Required work - From the listing below, copy each line that contains the word "Staff".

------ Dataset

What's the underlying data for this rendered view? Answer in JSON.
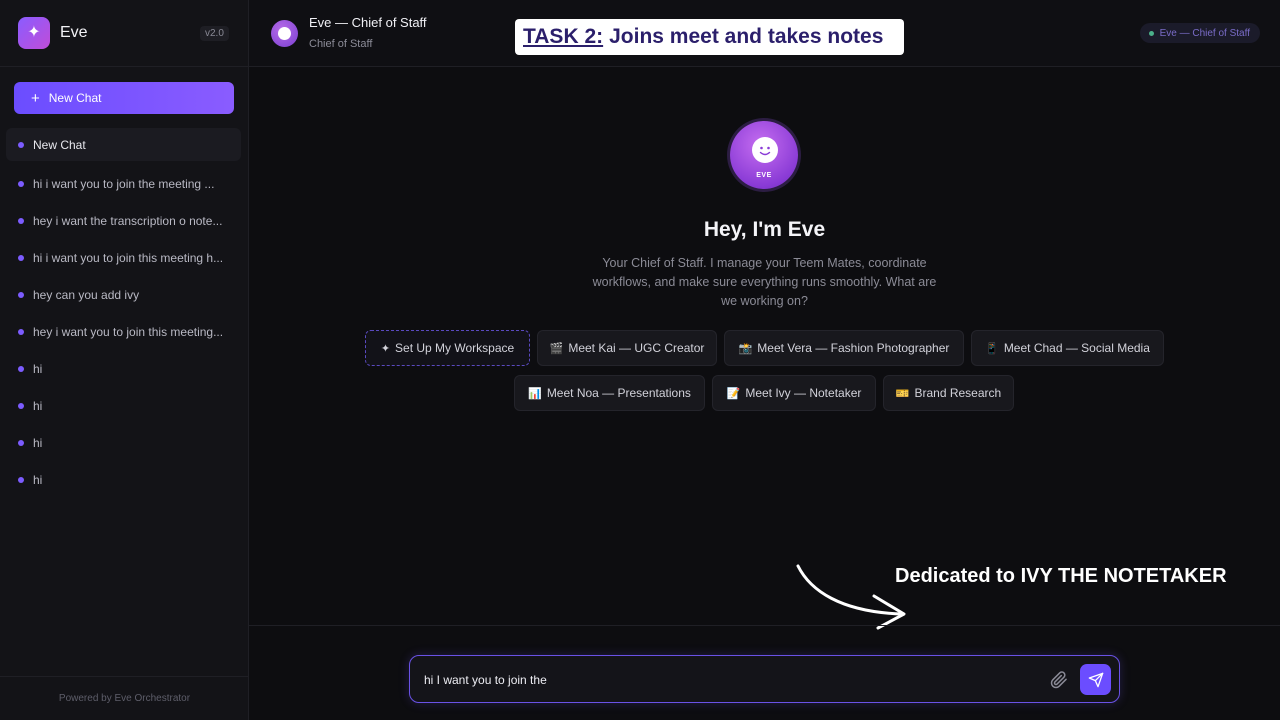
{
  "sidebar": {
    "brand_name": "Eve",
    "version": "v2.0",
    "new_chat_label": "New Chat",
    "chats": [
      {
        "label": "New Chat"
      },
      {
        "label": "hi i want you to join the meeting ..."
      },
      {
        "label": "hey i want the transcription o note..."
      },
      {
        "label": "hi i want you to join this meeting h..."
      },
      {
        "label": "hey can you add ivy"
      },
      {
        "label": "hey i want you to join this meeting..."
      },
      {
        "label": "hi"
      },
      {
        "label": "hi"
      },
      {
        "label": "hi"
      },
      {
        "label": "hi"
      }
    ],
    "footer": "Powered by Eve Orchestrator"
  },
  "header": {
    "title": "Eve — Chief of Staff",
    "subtitle": "Chief of Staff",
    "badge": "Eve — Chief of Staff",
    "task_label": "TASK 2:",
    "task_text": "Joins meet and takes notes"
  },
  "main": {
    "avatar_label": "EVE",
    "greeting": "Hey, I'm Eve",
    "intro": "Your Chief of Staff. I manage your Teem Mates, coordinate workflows, and make sure everything runs smoothly. What are we working on?",
    "chips": [
      {
        "icon": "✦",
        "label": "Set Up My Workspace"
      },
      {
        "icon": "🎬",
        "label": "Meet Kai — UGC Creator"
      },
      {
        "icon": "📸",
        "label": "Meet Vera — Fashion Photographer"
      },
      {
        "icon": "📱",
        "label": "Meet Chad — Social Media"
      },
      {
        "icon": "📊",
        "label": "Meet Noa — Presentations"
      },
      {
        "icon": "📝",
        "label": "Meet Ivy — Notetaker"
      },
      {
        "icon": "🎫",
        "label": "Brand Research"
      }
    ]
  },
  "annotation": {
    "text": "Dedicated to IVY THE NOTETAKER"
  },
  "composer": {
    "value": "hi I want you to join the"
  },
  "colors": {
    "accent": "#6b4dff",
    "background": "#0d0d10",
    "sidebar": "#131317"
  }
}
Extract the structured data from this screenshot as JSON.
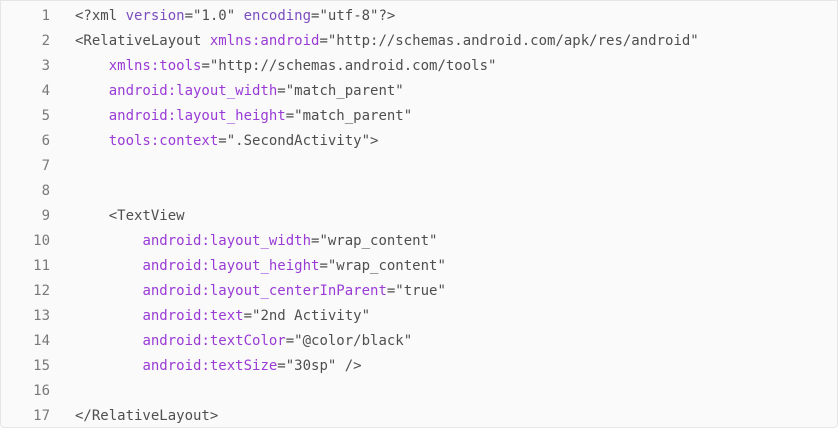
{
  "code_view": {
    "lines": [
      {
        "num": "1",
        "tokens": [
          {
            "t": "<?xml ",
            "c": "tag"
          },
          {
            "t": "version",
            "c": "kw"
          },
          {
            "t": "=\"1.0\" ",
            "c": "str"
          },
          {
            "t": "encoding",
            "c": "kw"
          },
          {
            "t": "=\"utf-8\"?>",
            "c": "str"
          }
        ]
      },
      {
        "num": "2",
        "tokens": [
          {
            "t": "<RelativeLayout ",
            "c": "tag"
          },
          {
            "t": "xmlns:android",
            "c": "attr"
          },
          {
            "t": "=\"http://schemas.android.com/apk/res/android\"",
            "c": "str"
          }
        ]
      },
      {
        "num": "3",
        "tokens": [
          {
            "t": "    ",
            "c": "str"
          },
          {
            "t": "xmlns:tools",
            "c": "attr"
          },
          {
            "t": "=\"http://schemas.android.com/tools\"",
            "c": "str"
          }
        ]
      },
      {
        "num": "4",
        "tokens": [
          {
            "t": "    ",
            "c": "str"
          },
          {
            "t": "android:layout_width",
            "c": "attr"
          },
          {
            "t": "=\"match_parent\"",
            "c": "str"
          }
        ]
      },
      {
        "num": "5",
        "tokens": [
          {
            "t": "    ",
            "c": "str"
          },
          {
            "t": "android:layout_height",
            "c": "attr"
          },
          {
            "t": "=\"match_parent\"",
            "c": "str"
          }
        ]
      },
      {
        "num": "6",
        "tokens": [
          {
            "t": "    ",
            "c": "str"
          },
          {
            "t": "tools:context",
            "c": "attr"
          },
          {
            "t": "=\".SecondActivity\">",
            "c": "str"
          }
        ]
      },
      {
        "num": "7",
        "tokens": []
      },
      {
        "num": "8",
        "tokens": []
      },
      {
        "num": "9",
        "tokens": [
          {
            "t": "    <TextView",
            "c": "tag"
          }
        ]
      },
      {
        "num": "10",
        "tokens": [
          {
            "t": "        ",
            "c": "str"
          },
          {
            "t": "android:layout_width",
            "c": "attr"
          },
          {
            "t": "=\"wrap_content\"",
            "c": "str"
          }
        ]
      },
      {
        "num": "11",
        "tokens": [
          {
            "t": "        ",
            "c": "str"
          },
          {
            "t": "android:layout_height",
            "c": "attr"
          },
          {
            "t": "=\"wrap_content\"",
            "c": "str"
          }
        ]
      },
      {
        "num": "12",
        "tokens": [
          {
            "t": "        ",
            "c": "str"
          },
          {
            "t": "android:layout_centerInParent",
            "c": "attr"
          },
          {
            "t": "=\"true\"",
            "c": "str"
          }
        ]
      },
      {
        "num": "13",
        "tokens": [
          {
            "t": "        ",
            "c": "str"
          },
          {
            "t": "android:text",
            "c": "attr"
          },
          {
            "t": "=\"2nd Activity\"",
            "c": "str"
          }
        ]
      },
      {
        "num": "14",
        "tokens": [
          {
            "t": "        ",
            "c": "str"
          },
          {
            "t": "android:textColor",
            "c": "attr"
          },
          {
            "t": "=\"@color/black\"",
            "c": "str"
          }
        ]
      },
      {
        "num": "15",
        "tokens": [
          {
            "t": "        ",
            "c": "str"
          },
          {
            "t": "android:textSize",
            "c": "attr"
          },
          {
            "t": "=\"30sp\" />",
            "c": "str"
          }
        ]
      },
      {
        "num": "16",
        "tokens": []
      },
      {
        "num": "17",
        "tokens": [
          {
            "t": "</RelativeLayout>",
            "c": "tag"
          }
        ]
      }
    ]
  },
  "colors": {
    "background": "#fafafa",
    "line_number": "#7a7a7a",
    "tag": "#4f4f4f",
    "attribute": "#9a3bd6",
    "keyword": "#7c4dbf"
  }
}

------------

Solution to this exercise -
    "title": "Eve — Chief of Staff",
    "subtitle": "Chief of Staff",
    "badge": "Eve — Chief of Staff",
    "intro": "Your Chief of Staff. I manage your Teem Mates, coordinate workflows, and make sure everything runs smoothly. What are we working on?",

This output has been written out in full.